“I’ve always written on my own and have lots of notes everywhere. I then use a producer to make everything sound nice,” she says. Despite admitting to being a novice to production, Lynn explains how the recording of this debut has encouraged her to give it a whirl.

 

“I have been discovering the world through breakups, love or friendship and learning about how messed up the world can be, but also how beautiful it is.”

 

“I recorded ‘I Like to Dance’ with my friends, Nora, Jen, and Holly. “I had never been in the studio with only with women before. In fact, I had often only experienced being the only girl in the room,” says Lynn. “It was really nice for me. That was one of the moments that gave me the confidence to start looking at production.”

That is not to say Lynn shied away from production help. Four of the songs from The Theory of Absolutely Nothing were recorded in London’s infamous RAK studios with Huddersfield born producer Jonathan Quarmby. “I didn’t know much about it, but I kind of knew it was fancy because when I was on a writing camp there, Rihanna came to the studio,” she remembers. “We weren’t allowed to see her. I wanted to hide under the table and watch her recording,” she laughs, as I whole heartedly sympathise. “But they were like no, get out.”

Many of the other tracks from the album were recorded with the Australian band, Ball Park Music, including the soul warming single, ‘I Think You’re Great’, released in January. “We were having so much fun with the track. Sometimes in the studio it can be long and hard but with this one we were just having the best time,” she says. You can hear this joy in the last few seconds of the single, where the mics were left running – ‘that’s a fun song!’ Lynn announces to the band, to which they respond, ‘you’re a genius’.

Alex the Astronaut: Fighting the universe with a ‘good day’ smile

They are not wrong. Much like fellow Aussie songwriter, Courtney Barnett, Lynn’s genius is in how she paints narratives with equal measures of wit, sincerity, and deadpan poetry. Lynn would probably argue against this genius label though. In fact, The Theory of Absolutely Nothing, is all about unravelling this concept of ‘genius’, both personally and universally. “I was in University feeling like I knew everything and being a big smarty pants and then when I went out into the world I realised that there was quite a few things I need to learn,” she laughs. “That was the idea that bridges through lots of the songs. I have been discovering the world through breakups, love or friendship and learning about how messed up the world can be, but also how beautiful it is,” this juxtaposition she explains, is the basis of the album’s title and the core theme behind the final track ‘San Francisco’.

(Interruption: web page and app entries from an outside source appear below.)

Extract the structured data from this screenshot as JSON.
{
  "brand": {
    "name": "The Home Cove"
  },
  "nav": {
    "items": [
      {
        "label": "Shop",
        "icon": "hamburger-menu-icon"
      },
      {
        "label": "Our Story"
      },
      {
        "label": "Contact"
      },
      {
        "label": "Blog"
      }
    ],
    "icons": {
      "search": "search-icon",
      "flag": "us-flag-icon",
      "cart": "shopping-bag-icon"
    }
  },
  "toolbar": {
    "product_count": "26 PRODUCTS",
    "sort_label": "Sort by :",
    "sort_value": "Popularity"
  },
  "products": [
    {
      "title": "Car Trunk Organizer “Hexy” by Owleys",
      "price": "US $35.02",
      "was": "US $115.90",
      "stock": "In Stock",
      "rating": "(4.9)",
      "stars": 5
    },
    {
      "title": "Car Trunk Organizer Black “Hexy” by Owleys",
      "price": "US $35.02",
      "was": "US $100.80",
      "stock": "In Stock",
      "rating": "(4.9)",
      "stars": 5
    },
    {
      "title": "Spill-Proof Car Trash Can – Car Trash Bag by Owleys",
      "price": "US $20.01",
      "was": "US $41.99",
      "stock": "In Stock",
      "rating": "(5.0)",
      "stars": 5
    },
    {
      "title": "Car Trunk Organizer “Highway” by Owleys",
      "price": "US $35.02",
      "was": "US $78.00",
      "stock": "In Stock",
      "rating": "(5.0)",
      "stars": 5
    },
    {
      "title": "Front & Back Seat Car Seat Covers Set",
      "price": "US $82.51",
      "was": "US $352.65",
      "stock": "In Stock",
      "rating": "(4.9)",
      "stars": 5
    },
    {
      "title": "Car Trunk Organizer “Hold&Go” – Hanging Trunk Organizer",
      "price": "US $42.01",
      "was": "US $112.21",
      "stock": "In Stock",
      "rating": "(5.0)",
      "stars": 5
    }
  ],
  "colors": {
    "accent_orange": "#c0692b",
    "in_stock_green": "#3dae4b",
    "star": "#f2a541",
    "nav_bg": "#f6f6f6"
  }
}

With The Theory of Absolutely Nothing now in orbit, the genius of Alex Lynn is available for everyone to tune into. It is an intricately crafted record and Lynn masterfully narrates a broad range of difficult topics with sensitive and articulate writing, while consistently projecting optimism and hope. This is just the kind of universe-combating genius we needed in 2020.


You can stream or purchase The Theory of Absolutely Nothing here and watch the official video to the latest single ‘Caught In The Middle’ below. Alex the Astronaut: 15, Universe: Love.